Well, I have a reputation to keep. I sat down at my wife's laptop, so that I could both follow his description of what he already did, and guide him through any suggestion of mine. Turns out he already tried most of my suggestions, including power cycling both his printer and his PC.

I had one last idea: Google. I came up with several links (including a Micro$oft support article and this blog entry), from which the following procedure was derived:
  1. click the Start bottom and then select "Run..."
  2. stop the spooler service by typing
    net stop spooler
    and then hit Enter or press OK
  3. launch the file explorer (e.g. by hitting the Windows Key and "e" together)
  4. navigate to the folder
    the %SystemRoot% bit is supposed to be automatically replaced with the path to the Window$ system folder (e.g. C:\WINDOWS)
  5. delete the *.spl and *.shd files that show the approximate time and date of the print job causing the problem (or delete everything there, if you don't mind losing other pending print jobs)
  6. click Start, select "Run..."
  7. restart the spooler service by typing:
    net start spooler
    and hit Enter or press OK

Friday, January 1, 2010

Can't Connect to VNC Server

A few days ago I found that I could not connect to a standalone VNC server session that I've started on my home PC with
I checked the log file at ~/.vnc/machine-cycle:1.log. The log file contained a few error messages about a missing /etc/X11/xserver/SecurityPolicy and missing font directories under /usr/X11R6/lib/X11/fonts/, but I was rather sure that I've seen these messages before, so it wasn't as helpful as I hoped.
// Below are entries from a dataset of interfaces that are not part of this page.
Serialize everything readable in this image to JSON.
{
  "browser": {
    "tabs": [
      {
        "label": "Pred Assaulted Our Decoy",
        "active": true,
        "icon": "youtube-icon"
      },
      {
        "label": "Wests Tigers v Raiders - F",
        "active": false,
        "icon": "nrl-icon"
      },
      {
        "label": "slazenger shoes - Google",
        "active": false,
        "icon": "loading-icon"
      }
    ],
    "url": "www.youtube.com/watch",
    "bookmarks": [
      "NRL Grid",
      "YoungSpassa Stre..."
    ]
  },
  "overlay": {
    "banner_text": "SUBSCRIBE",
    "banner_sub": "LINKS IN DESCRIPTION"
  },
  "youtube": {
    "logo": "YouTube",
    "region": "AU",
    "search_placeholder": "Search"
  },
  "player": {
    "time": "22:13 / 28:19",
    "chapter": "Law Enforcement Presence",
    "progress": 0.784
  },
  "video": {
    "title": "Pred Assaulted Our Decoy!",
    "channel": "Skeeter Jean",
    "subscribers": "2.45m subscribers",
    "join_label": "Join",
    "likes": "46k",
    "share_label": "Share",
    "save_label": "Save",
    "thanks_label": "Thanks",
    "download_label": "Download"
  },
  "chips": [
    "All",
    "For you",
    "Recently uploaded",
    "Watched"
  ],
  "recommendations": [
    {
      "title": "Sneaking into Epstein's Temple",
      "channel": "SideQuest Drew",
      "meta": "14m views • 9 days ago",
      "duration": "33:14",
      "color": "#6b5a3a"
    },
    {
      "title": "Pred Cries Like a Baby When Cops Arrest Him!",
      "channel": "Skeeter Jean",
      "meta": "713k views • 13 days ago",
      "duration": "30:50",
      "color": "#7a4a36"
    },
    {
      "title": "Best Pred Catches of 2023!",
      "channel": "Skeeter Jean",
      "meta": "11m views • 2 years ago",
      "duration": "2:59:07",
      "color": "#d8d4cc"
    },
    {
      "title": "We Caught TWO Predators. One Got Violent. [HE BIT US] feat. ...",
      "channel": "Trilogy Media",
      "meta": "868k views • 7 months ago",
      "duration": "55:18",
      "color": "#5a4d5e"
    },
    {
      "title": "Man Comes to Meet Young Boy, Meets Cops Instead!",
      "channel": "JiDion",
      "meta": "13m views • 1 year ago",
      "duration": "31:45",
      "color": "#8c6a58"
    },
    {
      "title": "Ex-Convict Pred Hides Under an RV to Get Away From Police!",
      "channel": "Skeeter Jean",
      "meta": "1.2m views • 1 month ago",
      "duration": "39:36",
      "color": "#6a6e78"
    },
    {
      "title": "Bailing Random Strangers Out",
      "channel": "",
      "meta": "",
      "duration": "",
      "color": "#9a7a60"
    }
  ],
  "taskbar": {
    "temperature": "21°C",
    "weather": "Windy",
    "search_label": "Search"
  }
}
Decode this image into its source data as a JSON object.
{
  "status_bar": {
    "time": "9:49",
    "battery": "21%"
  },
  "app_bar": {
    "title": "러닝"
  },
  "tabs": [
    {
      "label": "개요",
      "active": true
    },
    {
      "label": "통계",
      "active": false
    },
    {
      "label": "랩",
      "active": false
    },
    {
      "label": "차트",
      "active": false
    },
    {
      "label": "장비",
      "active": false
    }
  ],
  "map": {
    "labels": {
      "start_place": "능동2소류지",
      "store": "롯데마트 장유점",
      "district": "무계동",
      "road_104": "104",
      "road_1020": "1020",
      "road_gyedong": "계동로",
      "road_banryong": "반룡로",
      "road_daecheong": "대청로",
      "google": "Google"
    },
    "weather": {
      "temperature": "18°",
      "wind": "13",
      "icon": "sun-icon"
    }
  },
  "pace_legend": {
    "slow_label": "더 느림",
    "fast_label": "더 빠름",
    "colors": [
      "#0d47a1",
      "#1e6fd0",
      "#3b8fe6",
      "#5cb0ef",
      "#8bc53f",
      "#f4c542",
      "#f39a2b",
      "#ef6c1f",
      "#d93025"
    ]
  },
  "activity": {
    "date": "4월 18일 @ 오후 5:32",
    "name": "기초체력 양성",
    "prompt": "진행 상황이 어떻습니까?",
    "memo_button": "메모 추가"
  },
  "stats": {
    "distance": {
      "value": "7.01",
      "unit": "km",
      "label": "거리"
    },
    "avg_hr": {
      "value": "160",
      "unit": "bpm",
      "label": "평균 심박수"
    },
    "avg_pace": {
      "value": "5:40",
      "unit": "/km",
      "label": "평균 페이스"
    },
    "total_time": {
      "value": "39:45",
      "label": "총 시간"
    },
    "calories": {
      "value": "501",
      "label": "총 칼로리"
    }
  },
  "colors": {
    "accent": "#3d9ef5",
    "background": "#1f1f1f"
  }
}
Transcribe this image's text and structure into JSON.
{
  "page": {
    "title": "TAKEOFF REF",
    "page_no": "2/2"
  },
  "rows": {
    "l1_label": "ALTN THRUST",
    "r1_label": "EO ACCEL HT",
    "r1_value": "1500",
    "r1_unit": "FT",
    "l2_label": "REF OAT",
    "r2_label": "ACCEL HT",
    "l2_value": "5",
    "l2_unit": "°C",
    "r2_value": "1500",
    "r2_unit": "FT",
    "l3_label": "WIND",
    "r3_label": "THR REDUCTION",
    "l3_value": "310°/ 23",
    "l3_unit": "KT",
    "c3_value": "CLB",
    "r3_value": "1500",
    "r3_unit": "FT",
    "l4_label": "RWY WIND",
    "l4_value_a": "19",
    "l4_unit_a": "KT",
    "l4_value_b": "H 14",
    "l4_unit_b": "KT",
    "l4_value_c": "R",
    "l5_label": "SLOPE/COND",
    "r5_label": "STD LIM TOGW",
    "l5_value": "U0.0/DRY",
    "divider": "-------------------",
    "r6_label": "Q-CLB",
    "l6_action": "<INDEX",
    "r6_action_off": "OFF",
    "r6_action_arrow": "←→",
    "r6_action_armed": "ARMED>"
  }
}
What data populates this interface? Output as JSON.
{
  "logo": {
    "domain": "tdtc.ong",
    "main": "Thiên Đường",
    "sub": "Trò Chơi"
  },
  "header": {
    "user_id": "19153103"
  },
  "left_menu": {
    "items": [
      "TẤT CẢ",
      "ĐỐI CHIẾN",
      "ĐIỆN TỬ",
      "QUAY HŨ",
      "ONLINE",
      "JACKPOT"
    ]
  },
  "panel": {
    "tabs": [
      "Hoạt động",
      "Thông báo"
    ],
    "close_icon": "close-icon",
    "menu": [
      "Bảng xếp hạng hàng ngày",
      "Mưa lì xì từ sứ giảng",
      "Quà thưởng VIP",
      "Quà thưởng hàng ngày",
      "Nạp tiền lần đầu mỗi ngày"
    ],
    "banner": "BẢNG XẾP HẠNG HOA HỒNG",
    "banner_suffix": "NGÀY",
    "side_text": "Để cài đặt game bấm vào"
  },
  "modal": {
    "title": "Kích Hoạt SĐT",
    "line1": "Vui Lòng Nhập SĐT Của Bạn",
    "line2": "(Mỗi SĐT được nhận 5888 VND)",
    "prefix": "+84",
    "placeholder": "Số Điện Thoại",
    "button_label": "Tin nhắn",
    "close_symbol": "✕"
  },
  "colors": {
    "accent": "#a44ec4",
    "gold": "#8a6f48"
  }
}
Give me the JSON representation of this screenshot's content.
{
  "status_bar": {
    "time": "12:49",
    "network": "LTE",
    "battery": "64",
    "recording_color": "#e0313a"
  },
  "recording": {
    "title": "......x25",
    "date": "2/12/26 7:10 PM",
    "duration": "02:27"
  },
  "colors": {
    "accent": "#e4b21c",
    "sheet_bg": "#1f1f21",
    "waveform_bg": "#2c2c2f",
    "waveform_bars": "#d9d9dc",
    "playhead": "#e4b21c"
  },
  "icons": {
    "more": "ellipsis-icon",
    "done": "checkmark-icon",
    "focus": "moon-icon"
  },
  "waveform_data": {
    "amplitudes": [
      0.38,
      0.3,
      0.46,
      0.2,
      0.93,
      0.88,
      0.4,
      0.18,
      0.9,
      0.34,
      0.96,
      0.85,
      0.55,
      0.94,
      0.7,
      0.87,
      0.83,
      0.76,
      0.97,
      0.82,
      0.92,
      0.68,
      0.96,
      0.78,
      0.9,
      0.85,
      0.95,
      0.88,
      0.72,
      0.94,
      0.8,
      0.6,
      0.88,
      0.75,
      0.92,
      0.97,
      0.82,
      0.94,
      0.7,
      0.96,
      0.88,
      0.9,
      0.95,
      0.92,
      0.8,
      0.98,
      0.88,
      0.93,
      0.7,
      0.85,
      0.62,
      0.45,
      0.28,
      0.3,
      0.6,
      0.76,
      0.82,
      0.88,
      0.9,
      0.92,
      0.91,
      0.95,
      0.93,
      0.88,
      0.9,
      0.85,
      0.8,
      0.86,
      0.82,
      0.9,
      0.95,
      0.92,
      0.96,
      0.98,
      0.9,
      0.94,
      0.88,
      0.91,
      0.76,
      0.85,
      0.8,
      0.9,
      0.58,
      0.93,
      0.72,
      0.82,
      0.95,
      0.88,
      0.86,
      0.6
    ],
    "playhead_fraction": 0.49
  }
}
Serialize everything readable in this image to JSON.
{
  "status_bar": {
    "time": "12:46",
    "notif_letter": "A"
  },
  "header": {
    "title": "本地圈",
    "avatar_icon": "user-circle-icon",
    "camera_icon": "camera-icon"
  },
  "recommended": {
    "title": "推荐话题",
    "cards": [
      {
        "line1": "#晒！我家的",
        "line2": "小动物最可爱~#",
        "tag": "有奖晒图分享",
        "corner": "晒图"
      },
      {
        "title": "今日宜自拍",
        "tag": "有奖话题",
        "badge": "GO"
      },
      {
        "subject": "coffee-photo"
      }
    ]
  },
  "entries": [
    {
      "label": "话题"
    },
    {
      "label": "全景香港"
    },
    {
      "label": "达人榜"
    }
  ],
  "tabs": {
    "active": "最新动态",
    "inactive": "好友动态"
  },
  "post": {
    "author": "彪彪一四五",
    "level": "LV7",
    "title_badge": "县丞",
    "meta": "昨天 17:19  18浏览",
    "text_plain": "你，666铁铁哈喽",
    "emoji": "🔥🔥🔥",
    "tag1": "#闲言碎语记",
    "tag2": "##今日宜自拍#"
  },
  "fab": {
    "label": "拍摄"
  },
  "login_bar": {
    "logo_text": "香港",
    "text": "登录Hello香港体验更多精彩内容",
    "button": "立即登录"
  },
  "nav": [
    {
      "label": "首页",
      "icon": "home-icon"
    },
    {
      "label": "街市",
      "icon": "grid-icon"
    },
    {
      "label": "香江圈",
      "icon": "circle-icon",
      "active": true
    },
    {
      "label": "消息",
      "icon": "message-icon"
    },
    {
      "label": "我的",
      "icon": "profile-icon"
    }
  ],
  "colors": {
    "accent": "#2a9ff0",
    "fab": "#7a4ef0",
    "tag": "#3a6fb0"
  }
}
I checked the Debian BTS page for vnc4server and my problem was right there as bugs #561619 and #560137. The comments for the latter provide both an explanation (it's related to IPv6 - way over my pretty head), and a workaround that fixed the problem at my end - run the following as root:
sed -i 's/net.ipv6.bindv6only\ =\ 1/net.ipv6.bindv6only\ =\ 0/' /etc/sysctl.d/bindv6only.conf && invoke-rc.d procps restart
That's good enough for me.